■ **ABOUT THIS TASK**
Retype the entries exactly, keeping every line intact.
:: DATA PROVIDED
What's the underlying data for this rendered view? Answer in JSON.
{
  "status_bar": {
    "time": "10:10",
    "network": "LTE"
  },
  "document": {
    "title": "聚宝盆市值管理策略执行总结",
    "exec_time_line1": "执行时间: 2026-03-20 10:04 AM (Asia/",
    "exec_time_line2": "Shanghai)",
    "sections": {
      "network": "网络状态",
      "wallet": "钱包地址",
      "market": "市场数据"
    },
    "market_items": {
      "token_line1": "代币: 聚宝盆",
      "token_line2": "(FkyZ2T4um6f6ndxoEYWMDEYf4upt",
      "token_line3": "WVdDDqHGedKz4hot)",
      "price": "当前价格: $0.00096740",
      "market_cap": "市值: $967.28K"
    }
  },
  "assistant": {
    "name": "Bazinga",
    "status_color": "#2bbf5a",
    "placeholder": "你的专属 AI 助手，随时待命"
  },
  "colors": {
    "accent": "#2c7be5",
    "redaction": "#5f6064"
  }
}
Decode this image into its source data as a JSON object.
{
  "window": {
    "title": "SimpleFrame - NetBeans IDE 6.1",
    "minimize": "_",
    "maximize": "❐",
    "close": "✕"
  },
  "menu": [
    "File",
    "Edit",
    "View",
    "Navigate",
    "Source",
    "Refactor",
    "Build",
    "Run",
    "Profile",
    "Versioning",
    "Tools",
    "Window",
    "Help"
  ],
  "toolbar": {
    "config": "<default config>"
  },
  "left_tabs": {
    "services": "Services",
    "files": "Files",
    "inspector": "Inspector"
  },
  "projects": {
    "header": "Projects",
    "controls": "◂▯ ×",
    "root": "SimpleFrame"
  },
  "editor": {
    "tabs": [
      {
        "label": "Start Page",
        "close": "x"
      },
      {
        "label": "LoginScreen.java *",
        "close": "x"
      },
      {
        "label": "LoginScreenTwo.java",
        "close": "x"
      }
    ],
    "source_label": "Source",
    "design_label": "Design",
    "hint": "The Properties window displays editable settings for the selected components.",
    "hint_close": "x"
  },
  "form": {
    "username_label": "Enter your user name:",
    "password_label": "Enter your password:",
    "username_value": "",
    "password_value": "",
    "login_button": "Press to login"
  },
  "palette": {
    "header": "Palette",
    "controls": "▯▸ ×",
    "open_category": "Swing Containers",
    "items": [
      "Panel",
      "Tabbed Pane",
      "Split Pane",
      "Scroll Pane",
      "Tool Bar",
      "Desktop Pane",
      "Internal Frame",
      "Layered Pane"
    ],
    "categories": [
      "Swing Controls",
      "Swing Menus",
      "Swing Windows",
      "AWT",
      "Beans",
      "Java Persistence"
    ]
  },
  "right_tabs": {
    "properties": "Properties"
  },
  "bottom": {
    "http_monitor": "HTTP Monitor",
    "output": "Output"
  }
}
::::
■ **ANSWER TO THIS PROBLEM**
What's the underlying data for this rendered view? Answer in JSON.
{
  "status_bar": {
    "time": "10:10",
    "network": "LTE"
  },
  "document": {
    "title": "聚宝盆市值管理策略执行总结",
    "exec_time_line1": "执行时间: 2026-03-20 10:04 AM (Asia/",
    "exec_time_line2": "Shanghai)",
    "sections": {
      "network": "网络状态",
      "wallet": "钱包地址",
      "market": "市场数据"
    },
    "market_items": {
      "token_line1": "代币: 聚宝盆",
      "token_line2": "(FkyZ2T4um6f6ndxoEYWMDEYf4upt",
      "token_line3": "WVdDDqHGedKz4hot)",
      "price": "当前价格: $0.00096740",
      "market_cap": "市值: $967.28K"
    }
  },
  "assistant": {
    "name": "Bazinga",
    "status_color": "#2bbf5a",
    "placeholder": "你的专属 AI 助手，随时待命"
  },
  "colors": {
    "accent": "#2c7be5",
    "redaction": "#5f6064"
  }
}
Decode this image into its source data as a JSON object.
{
  "window": {
    "title": "SimpleFrame - NetBeans IDE 6.1",
    "minimize": "_",
    "maximize": "❐",
    "close": "✕"
  },
  "menu": [
    "File",
    "Edit",
    "View",
    "Navigate",
    "Source",
    "Refactor",
    "Build",
    "Run",
    "Profile",
    "Versioning",
    "Tools",
    "Window",
    "Help"
  ],
  "toolbar": {
    "config": "<default config>"
  },
  "left_tabs": {
    "services": "Services",
    "files": "Files",
    "inspector": "Inspector"
  },
  "projects": {
    "header": "Projects",
    "controls": "◂▯ ×",
    "root": "SimpleFrame"
  },
  "editor": {
    "tabs": [
      {
        "label": "Start Page",
        "close": "x"
      },
      {
        "label": "LoginScreen.java *",
        "close": "x"
      },
      {
        "label": "LoginScreenTwo.java",
        "close": "x"
      }
    ],
    "source_label": "Source",
    "design_label": "Design",
    "hint": "The Properties window displays editable settings for the selected components.",
    "hint_close": "x"
  },
  "form": {
    "username_label": "Enter your user name:",
    "password_label": "Enter your password:",
    "username_value": "",
    "password_value": "",
    "login_button": "Press to login"
  },
  "palette": {
    "header": "Palette",
    "controls": "▯▸ ×",
    "open_category": "Swing Containers",
    "items": [
      "Panel",
      "Tabbed Pane",
      "Split Pane",
      "Scroll Pane",
      "Tool Bar",
      "Desktop Pane",
      "Internal Frame",
      "Layered Pane"
    ],
    "categories": [
      "Swing Controls",
      "Swing Menus",
      "Swing Windows",
      "AWT",
      "Beans",
      "Java Persistence"
    ]
  },
  "right_tabs": {
    "properties": "Properties"
  },
  "bottom": {
    "http_monitor": "HTTP Monitor",
    "output": "Output"
  }
}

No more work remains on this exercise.